Money Changes Childhoods Unlike their poorer or rural contemporaries, most urban children of a certain socio-economic bracket are growing into a world where families are shrinking, incomes rising and juniors are regarded as very influential consumers. Some of this conspicuous consumption comes packaged as ‘educational’ accoutrements. Pre-teens with smartTech are ubiquitous. It connects them to the outside world, their parents reason, because the world outside is not good enough for our children.
In that world outside, in India, more than 17 million children work an average of 21 hours a week, according to recent CRY statistics. Despite a complete ban on child labour—including as domestics—extreme poverty edges children into minimum-wage employment. A Delhi Police advertisement (retracted after extreme criticism), featuring a young boy and exhorting the public to ‘help him learn to chop an onion, before he learns to chop a head’, is only indicative of a general insensitivity towards poor children.
But for a small percentage, within the reach of NGOs, childhood may actually be better than their parents’. The Angel Express Foundation in Mumbai, for instance, connects affluent, educated adults with underprivileged school children: Encouraging, tutoring and bribing them (with treats, toys, food) to stay in school. “The children I work with seem far more happy and carefree [than children of a more privileged background]. The pressure and stresses of performance, of doing too many things, is missing from their lives,” says AEF founder Anubha Sharma.
The Foundation for Mother and Child Health (FMCH) runs nutrition and support programmes and a clinic, also in Mumbai. Executive Director Piyasree Mukherjee says there is no room for the kind of clucking and fussing more privileged parents are prone to but “safety, food and education are given high importance”. Left to their own devices, the children play outdoors, while “the older ones often play at a local video parlour. The biggest entertainer of course, is TV”.

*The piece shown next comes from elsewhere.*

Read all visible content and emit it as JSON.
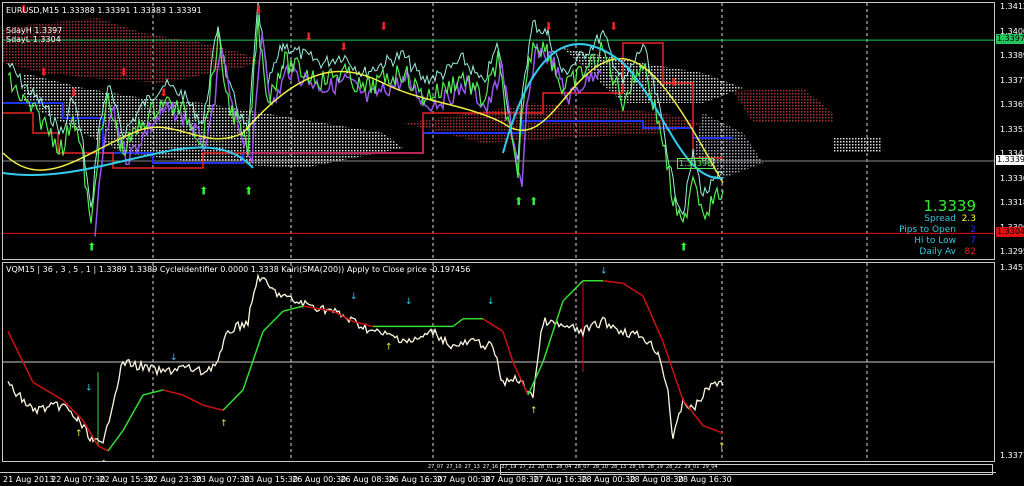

At nonprofit educational media organisation Sesame Workshop India, MD Sashwati Banerjee consciously adheres to self-imposed guidelines: “Sodas, junk foods are not allowed, neither are promotions of violence or discrimination [like fairness creams]. We have succeeded for over 40 years in keeping Sesame Street a safe place for children, and we don’t see it changing any time soon.”
The Bad News, The Good News With a determined optimism, this may be the beginning of A Good Time To Be A Child In India. In urban areas, for children with learning disabilities and other developmental issues, there are more avenues for diagnosis and support. Every day, the discussion on children’s rights, the rights of girls, gains more traction, more facets and more column inches. Banerjee says, “Whether providing access to preschool education where little exists, tackling childhood obesity, fostering respect and understanding among children in areas of conflict, we are committed to helping all children reach their highest potential.” Sharma sees changing attitudes first hand. “There are families where the kids are treated quite harshly,” she says, but also “families that create a safe environment for their children, treat them with love. The children, in turn, reciprocate.”

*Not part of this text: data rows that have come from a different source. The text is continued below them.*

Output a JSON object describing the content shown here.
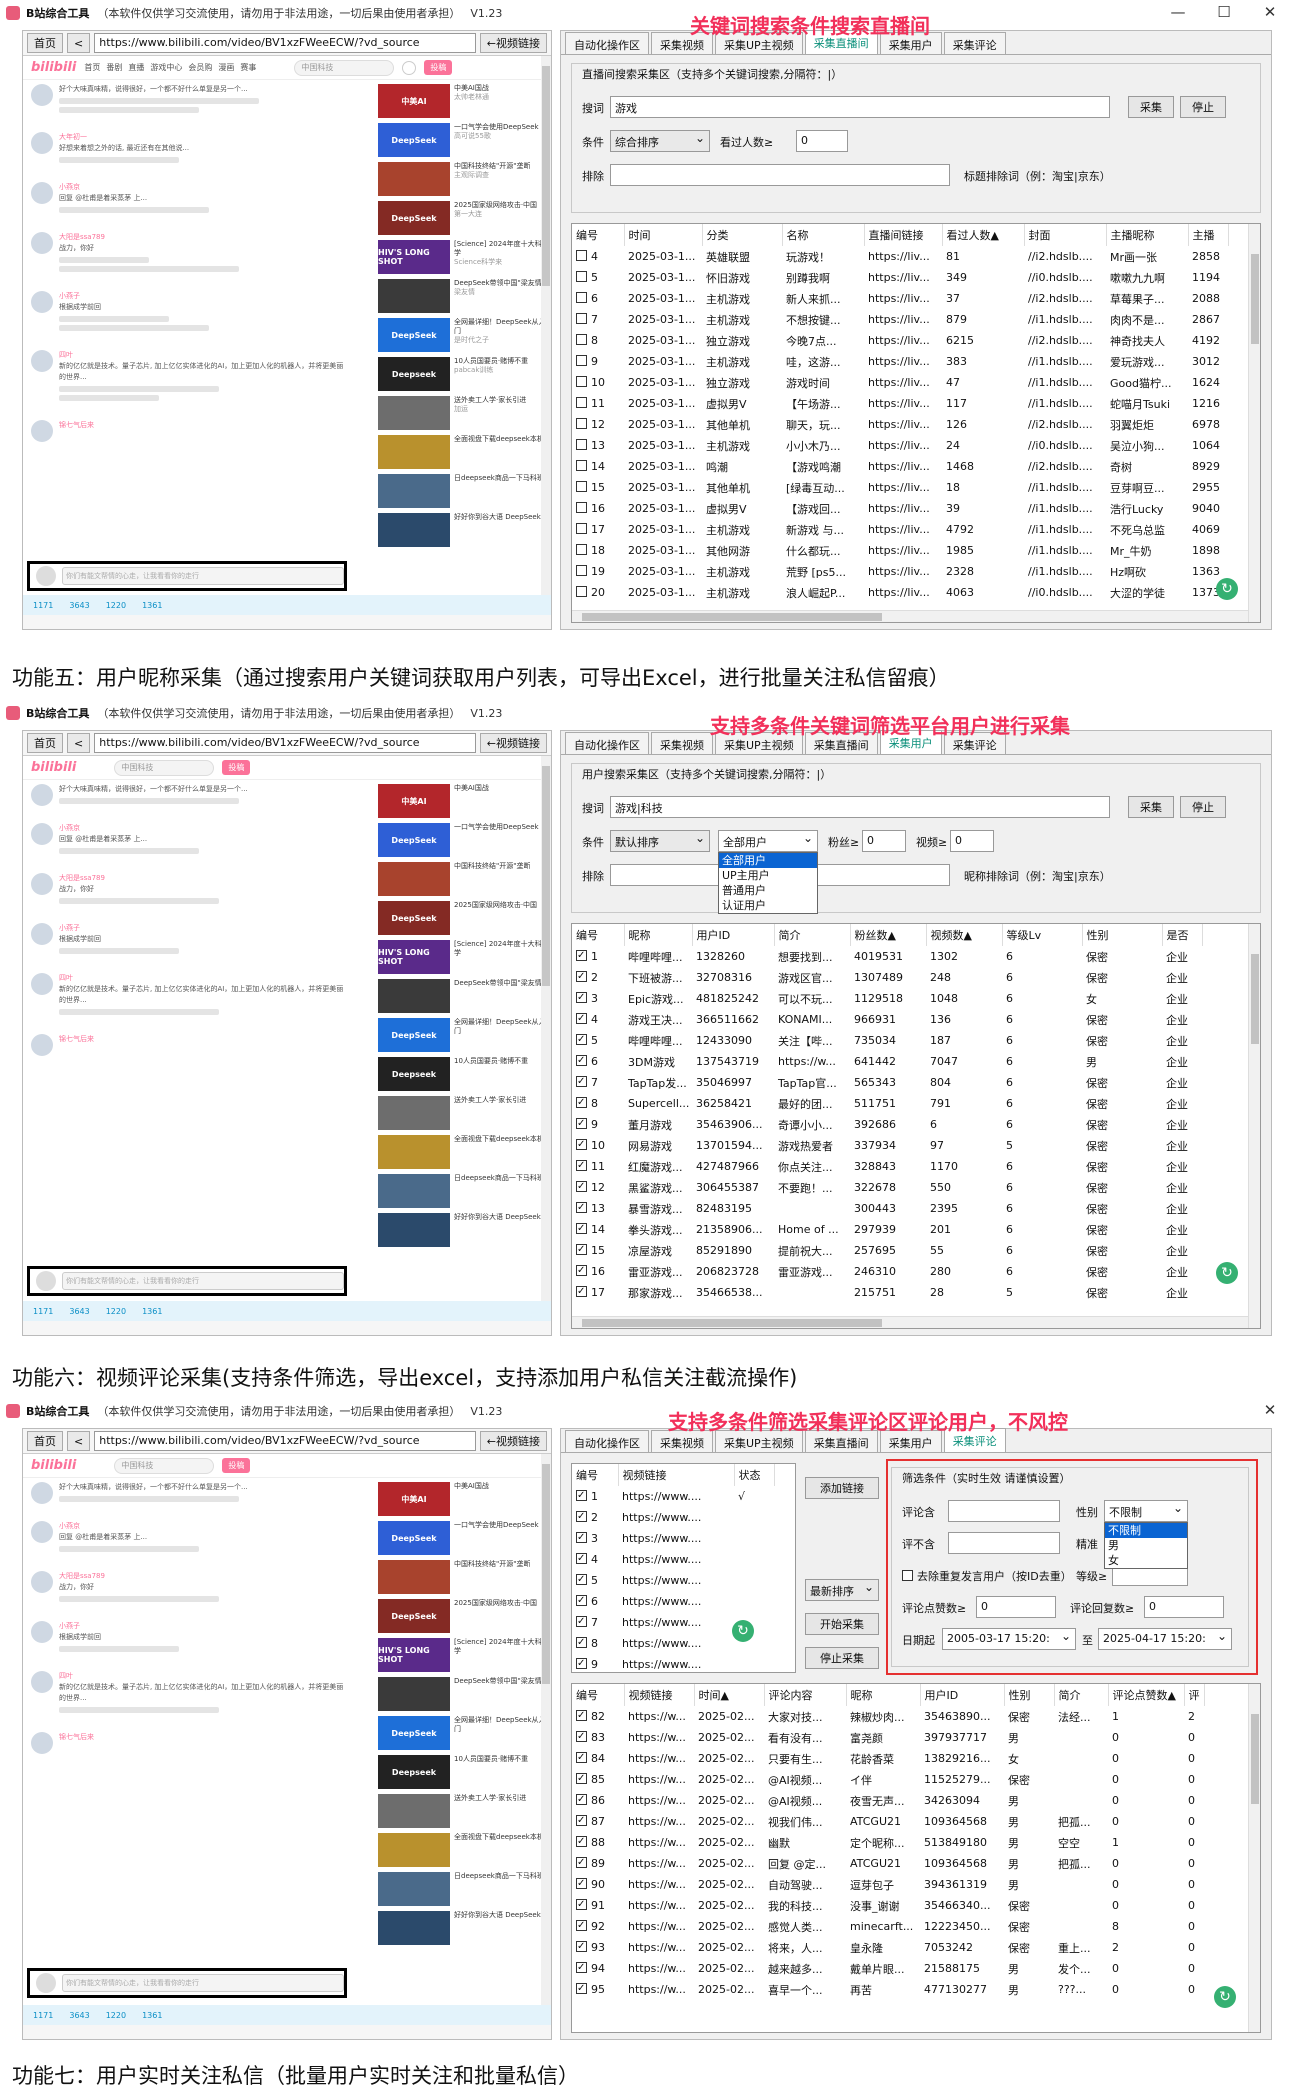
{
  "app": {
    "title": "B站综合工具",
    "note": "（本软件仅供学习交流使用，请勿用于非法用途，一切后果由使用者承担）",
    "version": "V1.23"
  },
  "browser": {
    "home": "首页",
    "back": "<",
    "url": "https://www.bilibili.com/video/BV1xzFWeeECW/?vd_source",
    "video_link": "←视频链接"
  },
  "bili": {
    "logo": "bilibili",
    "nav": [
      "首页",
      "番剧",
      "直播",
      "游戏中心",
      "会员购",
      "漫画",
      "赛事"
    ],
    "search_placeholder": "中国科技",
    "upload": "投稿",
    "comments": [
      {
        "name": "",
        "text": "好个大味真味精，说得很好，一个都不好什么单复是另一个..."
      },
      {
        "name": "大年初一",
        "text": "好想来着想之外的话, 最近还有在其他说..."
      },
      {
        "name": "小燕京",
        "text": "回复 @杜甫是着采蒸茅 上..."
      },
      {
        "name": "大阳是ssa789",
        "text": "战力，你好"
      },
      {
        "name": "小燕子",
        "text": "根据成学前回"
      },
      {
        "name": "四叶",
        "text": "新的亿亿就是技术。量子芯片, 加上亿亿实体进化的AI，加上更加人化的机器人，并将更美丽的世界..."
      },
      {
        "name": "锦七气后来",
        "text": ""
      }
    ],
    "comment_placeholder": "你们有能文帮情的心走，让我看看你的走行",
    "bottom": [
      "1171",
      "3643",
      "1220",
      "1361"
    ],
    "videos": [
      {
        "thumb": "中美AI",
        "title": "中美AI国战",
        "meta": "太帅老林通"
      },
      {
        "thumb": "DeepSeek",
        "title": "一口气学会使用DeepSeek",
        "meta": "高可说55歌"
      },
      {
        "thumb": "",
        "title": "中国科技终结\"开源\"垄断",
        "meta": "主观际调查"
      },
      {
        "thumb": "DeepSeek",
        "title": "2025国家级网络攻击·中国",
        "meta": "第一大连"
      },
      {
        "thumb": "HIV'S LONG SHOT",
        "title": "[Science] 2024年度十大科学",
        "meta": "Science科学来"
      },
      {
        "thumb": "",
        "title": "DeepSeek带领中国\"梁友情",
        "meta": "梁友情"
      },
      {
        "thumb": "DeepSeek",
        "title": "全网最详细！DeepSeek从入门",
        "meta": "是时代之子"
      },
      {
        "thumb": "Deepseek",
        "title": "10人员国要员·赌博不重",
        "meta": "pabcak训练"
      },
      {
        "thumb": "",
        "title": "送外卖工人学·家长引进",
        "meta": "加运"
      },
      {
        "thumb": "",
        "title": "全面视盘下载deepseek本机",
        "meta": ""
      },
      {
        "thumb": "",
        "title": "日deepseek商品一下马科班",
        "meta": ""
      },
      {
        "thumb": "",
        "title": "好好你到谷大语 DeepSeek",
        "meta": ""
      }
    ]
  },
  "tabs": [
    "自动化操作区",
    "采集视频",
    "采集UP主视频",
    "采集直播间",
    "采集用户",
    "采集评论"
  ],
  "section1": {
    "annotation": "关键词搜索条件搜索直播间",
    "group_title": "直播间搜索采集区（支持多个关键词搜索,分隔符：|）",
    "search_label": "搜词",
    "search_value": "游戏",
    "collect": "采集",
    "stop": "停止",
    "cond_label": "条件",
    "sort": "综合排序",
    "viewers_label": "看过人数≥",
    "viewers_value": "0",
    "exclude_label": "排除",
    "exclude_hint": "标题排除词（例：淘宝|京东）",
    "columns": [
      "编号",
      "时间",
      "分类",
      "名称",
      "直播间链接",
      "看过人数▲",
      "封面",
      "主播昵称",
      "主播"
    ],
    "rows": [
      [
        "4",
        "2025-03-1...",
        "英雄联盟",
        "玩游戏！",
        "https://liv...",
        "81",
        "//i2.hdslb....",
        "Mr画一张",
        "2858"
      ],
      [
        "5",
        "2025-03-1...",
        "怀旧游戏",
        "别蹲我啊",
        "https://liv...",
        "349",
        "//i0.hdslb....",
        "嗽嗽九九啊",
        "1194"
      ],
      [
        "6",
        "2025-03-1...",
        "主机游戏",
        "新人来抓...",
        "https://liv...",
        "37",
        "//i2.hdslb....",
        "草莓果子...",
        "2088"
      ],
      [
        "7",
        "2025-03-1...",
        "主机游戏",
        "不想按键...",
        "https://liv...",
        "879",
        "//i1.hdslb....",
        "肉肉不是...",
        "2867"
      ],
      [
        "8",
        "2025-03-1...",
        "独立游戏",
        "今晚7点...",
        "https://liv...",
        "6215",
        "//i2.hdslb....",
        "神奇找夫人",
        "4192"
      ],
      [
        "9",
        "2025-03-1...",
        "主机游戏",
        "哇，这游...",
        "https://liv...",
        "383",
        "//i1.hdslb....",
        "爱玩游戏...",
        "3012"
      ],
      [
        "10",
        "2025-03-1...",
        "独立游戏",
        "游戏时间",
        "https://liv...",
        "47",
        "//i1.hdslb....",
        "Good猫柠...",
        "1624"
      ],
      [
        "11",
        "2025-03-1...",
        "虚拟男V",
        "【午场游...",
        "https://liv...",
        "117",
        "//i1.hdslb....",
        "蛇喵月Tsuki",
        "1216"
      ],
      [
        "12",
        "2025-03-1...",
        "其他单机",
        "聊天，玩...",
        "https://liv...",
        "126",
        "//i2.hdslb....",
        "羽翼炬炬",
        "6978"
      ],
      [
        "13",
        "2025-03-1...",
        "主机游戏",
        "小小木乃...",
        "https://liv...",
        "24",
        "//i0.hdslb....",
        "吴泣小狗...",
        "1064"
      ],
      [
        "14",
        "2025-03-1...",
        "鸣潮",
        "【游戏鸣潮",
        "https://liv...",
        "1468",
        "//i2.hdslb....",
        "奇树",
        "8929"
      ],
      [
        "15",
        "2025-03-1...",
        "其他单机",
        "[绿毒互动...",
        "https://liv...",
        "18",
        "//i1.hdslb....",
        "豆芽啊豆...",
        "2955"
      ],
      [
        "16",
        "2025-03-1...",
        "虚拟男V",
        "【游戏回...",
        "https://liv...",
        "39",
        "//i1.hdslb....",
        "浩行Lucky",
        "9040"
      ],
      [
        "17",
        "2025-03-1...",
        "主机游戏",
        "新游戏 与...",
        "https://liv...",
        "4792",
        "//i1.hdslb....",
        "不死乌总监",
        "4069"
      ],
      [
        "18",
        "2025-03-1...",
        "其他网游",
        "什么都玩...",
        "https://liv...",
        "1985",
        "//i1.hdslb....",
        "Mr_牛奶",
        "1898"
      ],
      [
        "19",
        "2025-03-1...",
        "主机游戏",
        "荒野 [ps5...",
        "https://liv...",
        "2328",
        "//i1.hdslb....",
        "Hz啊砍",
        "1363"
      ],
      [
        "20",
        "2025-03-1...",
        "主机游戏",
        "浪人崛起P...",
        "https://liv...",
        "4063",
        "//i0.hdslb....",
        "大涩的学徒",
        "1373"
      ]
    ]
  },
  "caption1": "功能五：用户昵称采集（通过搜索用户关键词获取用户列表，可导出Excel，进行批量关注私信留痕）",
  "section2": {
    "annotation": "支持多条件关键词筛选平台用户进行采集",
    "group_title": "用户搜索采集区（支持多个关键词搜索,分隔符：|）",
    "search_label": "搜词",
    "search_value": "游戏|科技",
    "collect": "采集",
    "stop": "停止",
    "cond_label": "条件",
    "sort": "默认排序",
    "user_type": "全部用户",
    "fans_label": "粉丝≥",
    "fans_value": "0",
    "videos_label": "视频≥",
    "videos_value": "0",
    "exclude_label": "排除",
    "exclude_hint": "昵称排除词（例：淘宝|京东）",
    "dropdown": [
      "全部用户",
      "UP主用户",
      "普通用户",
      "认证用户"
    ],
    "columns": [
      "编号",
      "昵称",
      "用户ID",
      "简介",
      "粉丝数▲",
      "视频数▲",
      "等级Lv",
      "性别",
      "是否"
    ],
    "rows": [
      [
        "1",
        "哔哩哔哩...",
        "1328260",
        "想要找到...",
        "4019531",
        "1302",
        "6",
        "保密",
        "企业"
      ],
      [
        "2",
        "下班被游...",
        "32708316",
        "游戏区官...",
        "1307489",
        "248",
        "6",
        "保密",
        "企业"
      ],
      [
        "3",
        "Epic游戏...",
        "481825242",
        "可以不玩...",
        "1129518",
        "1048",
        "6",
        "女",
        "企业"
      ],
      [
        "4",
        "游戏王决...",
        "366511662",
        "KONAMI...",
        "966931",
        "136",
        "6",
        "保密",
        "企业"
      ],
      [
        "5",
        "哔哩哔哩...",
        "12433090",
        "关注【哔...",
        "735034",
        "187",
        "6",
        "保密",
        "企业"
      ],
      [
        "6",
        "3DM游戏",
        "137543719",
        "https://w...",
        "641442",
        "7047",
        "6",
        "男",
        "企业"
      ],
      [
        "7",
        "TapTap发...",
        "35046997",
        "TapTap官...",
        "565343",
        "804",
        "6",
        "保密",
        "企业"
      ],
      [
        "8",
        "Supercell...",
        "36258421",
        "最好的团...",
        "511751",
        "791",
        "6",
        "保密",
        "企业"
      ],
      [
        "9",
        "董月游戏",
        "35463906...",
        "奇谭小小...",
        "392686",
        "6",
        "6",
        "保密",
        "企业"
      ],
      [
        "10",
        "网易游戏",
        "13701594...",
        "游戏热爱者",
        "337934",
        "97",
        "5",
        "保密",
        "企业"
      ],
      [
        "11",
        "红魔游戏...",
        "427487966",
        "你点关注...",
        "328843",
        "1170",
        "6",
        "保密",
        "企业"
      ],
      [
        "12",
        "黑鲨游戏...",
        "306455387",
        "不要跑！...",
        "322678",
        "550",
        "6",
        "保密",
        "企业"
      ],
      [
        "13",
        "暴雪游戏...",
        "82483195",
        "",
        "300443",
        "2395",
        "6",
        "保密",
        "企业"
      ],
      [
        "14",
        "拳头游戏...",
        "21358906...",
        "Home of ...",
        "297939",
        "201",
        "6",
        "保密",
        "企业"
      ],
      [
        "15",
        "凉屋游戏",
        "85291890",
        "提前祝大...",
        "257695",
        "55",
        "6",
        "保密",
        "企业"
      ],
      [
        "16",
        "雷亚游戏...",
        "206823728",
        "雷亚游戏...",
        "246310",
        "280",
        "6",
        "保密",
        "企业"
      ],
      [
        "17",
        "那家游戏...",
        "35466538...",
        "",
        "215751",
        "28",
        "5",
        "保密",
        "企业"
      ]
    ]
  },
  "caption2": "功能六：视频评论采集(支持条件筛选，导出excel，支持添加用户私信关注截流操作)",
  "section3": {
    "annotation": "支持多条件筛选采集评论区评论用户，不风控",
    "link_columns": [
      "编号",
      "视频链接",
      "状态"
    ],
    "links": [
      [
        "1",
        "https://www....",
        "√"
      ],
      [
        "2",
        "https://www....",
        ""
      ],
      [
        "3",
        "https://www....",
        ""
      ],
      [
        "4",
        "https://www....",
        ""
      ],
      [
        "5",
        "https://www....",
        ""
      ],
      [
        "6",
        "https://www....",
        ""
      ],
      [
        "7",
        "https://www....",
        ""
      ],
      [
        "8",
        "https://www....",
        ""
      ],
      [
        "9",
        "https://www....",
        ""
      ]
    ],
    "add_link": "添加链接",
    "sort": "最新排序",
    "start": "开始采集",
    "stop": "停止采集",
    "filter_title": "筛选条件（实时生效 请谨慎设置）",
    "include_label": "评论含",
    "exclude_label": "评不含",
    "gender_label": "性别",
    "gender_value": "不限制",
    "gender_options": [
      "不限制",
      "男",
      "女"
    ],
    "fine_label": "精准",
    "level_label": "等级≥",
    "dedupe": "去除重复发言用户（按ID去重）",
    "likes_label": "评论点赞数≥",
    "likes_value": "0",
    "replies_label": "评论回复数≥",
    "replies_value": "0",
    "date_label": "日期起",
    "date_from": "2005-03-17 15:20:",
    "date_to_label": "至",
    "date_to": "2025-04-17 15:20:",
    "columns": [
      "编号",
      "视频链接",
      "时间▲",
      "评论内容",
      "昵称",
      "用户ID",
      "性别",
      "简介",
      "评论点赞数▲",
      "评"
    ],
    "rows": [
      [
        "82",
        "https://w...",
        "2025-02...",
        "大家对技...",
        "辣椒炒肉...",
        "35463890...",
        "保密",
        "法经...",
        "1",
        "2"
      ],
      [
        "83",
        "https://w...",
        "2025-02...",
        "看有没有...",
        "富尧颜",
        "397937717",
        "男",
        "",
        "0",
        "0"
      ],
      [
        "84",
        "https://w...",
        "2025-02...",
        "只要有生...",
        "花龄香菜",
        "13829216...",
        "女",
        "",
        "0",
        "0"
      ],
      [
        "85",
        "https://w...",
        "2025-02...",
        "@AI视频...",
        "イ伴",
        "11525279...",
        "保密",
        "",
        "0",
        "0"
      ],
      [
        "86",
        "https://w...",
        "2025-02...",
        "@AI视频...",
        "夜雪无声...",
        "34263094",
        "男",
        "",
        "0",
        "0"
      ],
      [
        "87",
        "https://w...",
        "2025-02...",
        "视我们伟...",
        "ATCGU21",
        "109364568",
        "男",
        "把孤...",
        "0",
        "0"
      ],
      [
        "88",
        "https://w...",
        "2025-02...",
        "幽默",
        "定个昵称...",
        "513849180",
        "男",
        "空空",
        "1",
        "0"
      ],
      [
        "89",
        "https://w...",
        "2025-02...",
        "回复 @定...",
        "ATCGU21",
        "109364568",
        "男",
        "把孤...",
        "0",
        "0"
      ],
      [
        "90",
        "https://w...",
        "2025-02...",
        "自动驾驶...",
        "逗芽包子",
        "394361319",
        "男",
        "",
        "0",
        "0"
      ],
      [
        "91",
        "https://w...",
        "2025-02...",
        "我的科技...",
        "没事_谢谢",
        "35466340...",
        "保密",
        "",
        "0",
        "0"
      ],
      [
        "92",
        "https://w...",
        "2025-02...",
        "感觉人类...",
        "minecarft...",
        "12223450...",
        "保密",
        "",
        "8",
        "0"
      ],
      [
        "93",
        "https://w...",
        "2025-02...",
        "将来，人...",
        "皇永隆",
        "7053242",
        "保密",
        "重上...",
        "2",
        "0"
      ],
      [
        "94",
        "https://w...",
        "2025-02...",
        "越来越多...",
        "戴单片眼...",
        "21588175",
        "男",
        "发个...",
        "0",
        "0"
      ],
      [
        "95",
        "https://w...",
        "2025-02...",
        "喜早一个...",
        "再苦",
        "477130277",
        "男",
        "???...",
        "0",
        "0"
      ]
    ]
  },
  "caption3": "功能七：用户实时关注私信（批量用户实时关注和批量私信）"
}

Freedom for a child is best defined as the acknowledgement of his or her potential and the ability to achieve it. The guarantee of security best enables the necessary childhood freedoms: To learn, play and grow gradually to shoulder adult responsibilities. Amongst parents and those dedicated to children, you can see the efforts to provide a dome of security, against daunting odds, where a child can enjoy the freedom of childhood. The odds include a government that is overwhelmed, at best, by the logistics of tackling the basic needs of its most vulnerable population and, at worst, by a lack of political will and funds misappropriation.
It is a cliché, but it will take a village—a village the span of this country.